The Legal Examiner Affiliate Network The Legal Examiner The Legal Examiner The Legal Examiner search instagram avvo phone envelope checkmark mail-reply spinner error close The Legal Examiner The Legal Examiner The Legal Examiner
Skip to main content

Patients who believe their doctors and pharmacists acted negligently in allowing them to become and remain addicted to powerful prescription painkillers and psychoactive have won an important case before the West Virginia Supreme Court. The ruling in Tug Valley Pharmacy et al. v. All Plaintiffs applies only in the Mountaineer State, but it could lead to more careful and considered drug prescribing and dispensing across the United States.

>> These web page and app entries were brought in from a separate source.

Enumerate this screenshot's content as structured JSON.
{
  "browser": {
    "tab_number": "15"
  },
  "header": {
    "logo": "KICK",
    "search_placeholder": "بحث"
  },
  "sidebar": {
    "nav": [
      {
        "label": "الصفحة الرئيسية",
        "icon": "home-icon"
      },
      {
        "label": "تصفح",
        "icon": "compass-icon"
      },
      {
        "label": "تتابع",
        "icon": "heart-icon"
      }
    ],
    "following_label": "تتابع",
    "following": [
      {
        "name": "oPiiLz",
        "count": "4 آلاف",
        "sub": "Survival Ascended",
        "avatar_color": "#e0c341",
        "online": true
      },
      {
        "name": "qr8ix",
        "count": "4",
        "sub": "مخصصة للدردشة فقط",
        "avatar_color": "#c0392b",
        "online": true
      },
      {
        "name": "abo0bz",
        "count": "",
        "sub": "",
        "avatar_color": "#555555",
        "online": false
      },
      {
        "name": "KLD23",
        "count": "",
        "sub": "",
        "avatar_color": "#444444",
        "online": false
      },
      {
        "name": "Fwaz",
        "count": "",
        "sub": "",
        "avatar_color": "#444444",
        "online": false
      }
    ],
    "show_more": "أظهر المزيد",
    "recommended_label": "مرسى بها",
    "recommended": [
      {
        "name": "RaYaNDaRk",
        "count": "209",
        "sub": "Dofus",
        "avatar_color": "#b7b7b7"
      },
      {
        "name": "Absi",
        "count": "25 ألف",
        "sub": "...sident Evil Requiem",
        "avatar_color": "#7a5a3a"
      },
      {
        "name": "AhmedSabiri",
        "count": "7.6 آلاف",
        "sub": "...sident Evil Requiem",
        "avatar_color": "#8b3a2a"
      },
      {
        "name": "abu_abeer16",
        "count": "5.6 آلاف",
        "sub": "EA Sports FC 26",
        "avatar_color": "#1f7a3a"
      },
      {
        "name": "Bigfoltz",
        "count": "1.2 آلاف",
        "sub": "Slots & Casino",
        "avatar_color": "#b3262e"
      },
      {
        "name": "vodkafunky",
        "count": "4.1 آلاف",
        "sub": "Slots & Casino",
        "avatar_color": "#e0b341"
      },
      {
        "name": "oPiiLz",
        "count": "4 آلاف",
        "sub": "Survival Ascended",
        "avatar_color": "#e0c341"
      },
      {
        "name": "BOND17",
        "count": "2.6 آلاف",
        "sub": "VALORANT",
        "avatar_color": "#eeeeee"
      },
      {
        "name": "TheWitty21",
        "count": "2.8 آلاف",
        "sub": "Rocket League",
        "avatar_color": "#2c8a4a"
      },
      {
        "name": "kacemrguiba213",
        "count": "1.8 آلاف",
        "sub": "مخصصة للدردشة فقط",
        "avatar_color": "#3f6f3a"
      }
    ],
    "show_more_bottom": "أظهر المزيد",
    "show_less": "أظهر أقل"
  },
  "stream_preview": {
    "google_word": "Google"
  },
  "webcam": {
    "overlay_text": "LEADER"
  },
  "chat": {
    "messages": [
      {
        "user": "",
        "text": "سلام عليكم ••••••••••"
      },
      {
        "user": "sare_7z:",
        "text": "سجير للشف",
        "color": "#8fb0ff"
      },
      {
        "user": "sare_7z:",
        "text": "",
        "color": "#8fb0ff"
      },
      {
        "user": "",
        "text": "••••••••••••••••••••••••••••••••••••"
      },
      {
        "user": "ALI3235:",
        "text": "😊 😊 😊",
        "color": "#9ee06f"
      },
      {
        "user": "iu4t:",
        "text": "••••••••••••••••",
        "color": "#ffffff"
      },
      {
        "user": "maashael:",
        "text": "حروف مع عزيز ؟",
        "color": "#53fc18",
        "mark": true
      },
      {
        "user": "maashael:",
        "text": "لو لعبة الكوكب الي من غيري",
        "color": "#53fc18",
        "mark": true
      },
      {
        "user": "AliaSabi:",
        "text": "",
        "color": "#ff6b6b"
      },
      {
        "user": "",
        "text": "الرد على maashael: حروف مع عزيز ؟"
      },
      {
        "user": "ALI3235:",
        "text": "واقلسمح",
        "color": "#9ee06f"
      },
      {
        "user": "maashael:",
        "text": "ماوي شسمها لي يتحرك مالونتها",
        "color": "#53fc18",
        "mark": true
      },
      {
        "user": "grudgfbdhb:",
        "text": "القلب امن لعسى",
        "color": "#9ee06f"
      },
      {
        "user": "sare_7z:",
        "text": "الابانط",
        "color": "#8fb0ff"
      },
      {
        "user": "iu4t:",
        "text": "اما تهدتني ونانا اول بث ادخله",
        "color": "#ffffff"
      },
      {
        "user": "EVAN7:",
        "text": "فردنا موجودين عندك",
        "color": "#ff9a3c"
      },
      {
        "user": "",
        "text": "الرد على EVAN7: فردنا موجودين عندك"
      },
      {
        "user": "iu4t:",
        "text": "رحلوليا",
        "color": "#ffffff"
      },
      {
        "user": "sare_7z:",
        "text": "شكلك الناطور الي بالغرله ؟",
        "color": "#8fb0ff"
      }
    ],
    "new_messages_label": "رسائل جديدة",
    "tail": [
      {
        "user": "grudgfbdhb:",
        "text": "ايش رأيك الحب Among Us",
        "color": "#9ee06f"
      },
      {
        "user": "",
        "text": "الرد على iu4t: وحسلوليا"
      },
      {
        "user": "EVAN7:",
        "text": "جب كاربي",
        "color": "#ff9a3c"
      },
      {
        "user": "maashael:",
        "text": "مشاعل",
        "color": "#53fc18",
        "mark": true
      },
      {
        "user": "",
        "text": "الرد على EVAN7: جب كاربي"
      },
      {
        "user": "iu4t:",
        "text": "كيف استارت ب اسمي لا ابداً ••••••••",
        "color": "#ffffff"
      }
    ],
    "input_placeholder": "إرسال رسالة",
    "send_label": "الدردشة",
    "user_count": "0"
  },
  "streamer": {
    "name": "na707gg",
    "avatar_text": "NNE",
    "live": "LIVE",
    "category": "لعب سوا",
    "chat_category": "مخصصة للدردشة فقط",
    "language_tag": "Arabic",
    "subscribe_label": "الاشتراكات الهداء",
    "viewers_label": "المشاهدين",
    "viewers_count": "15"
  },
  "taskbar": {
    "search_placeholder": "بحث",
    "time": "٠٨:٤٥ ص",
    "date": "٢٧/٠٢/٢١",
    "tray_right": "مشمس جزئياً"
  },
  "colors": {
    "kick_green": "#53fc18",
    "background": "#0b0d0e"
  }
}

The case involved dozens of people who claimed that so-called “pill mills” irresponsibly distributed medications such as OxyContin (oxycodone), Lortab (acetaminophen and hydrocodone) and Xanax (alprazolam) without taking proper precautions to prevent harmful outcomes, especially addiction. The opioids and anti-anxiety drugs named in the lawsuit have high risks for abuse and dependence, and each is subject to strict state and federal controls.

The pharmacists and physicians involved had all been investigated for violating rules for prescribing and dispensing controlled substances. Several had admitted to doing so in criminal court pleas. The patients subsequently filed separate and joint civil lawsuits for medical malpractice.

The state Supreme Court ruling allows the claims for damages to go forward by making juries responsible for determining whether the medical practitioners bore principal liability for getting and keeping people addicted. West Virginia civil law recognizes comparative negligence, meaning that victims do not need to be completely blameless in order to hold others accountable for injuries.

Virginia, where my medical malpractice attorney colleagues primarily practice, follows the opposite legal theory of contributory negligence. If a defendant in a Virginia malpractice case can show that a plaintiff played any role in harming him or herself, the defendant can escape liability. For prescription painkiller addicts, demonstrating contributory negligence could be easy.

That difference highlights the importance of the comparative negligence-based ruling in West Virginia. Patients place enormous trust in their doctors and pharmacists. Staying healthy often requires a patient to assume that physicians and other providers are acting only in his or her best interest. Operating a pill mill, a business concerned more with generating profits than with healing, completely betrays that trust. Patients victimized by careless health care practitioners should have the right to call those negligent professionals to account.


Comments for this article are closed.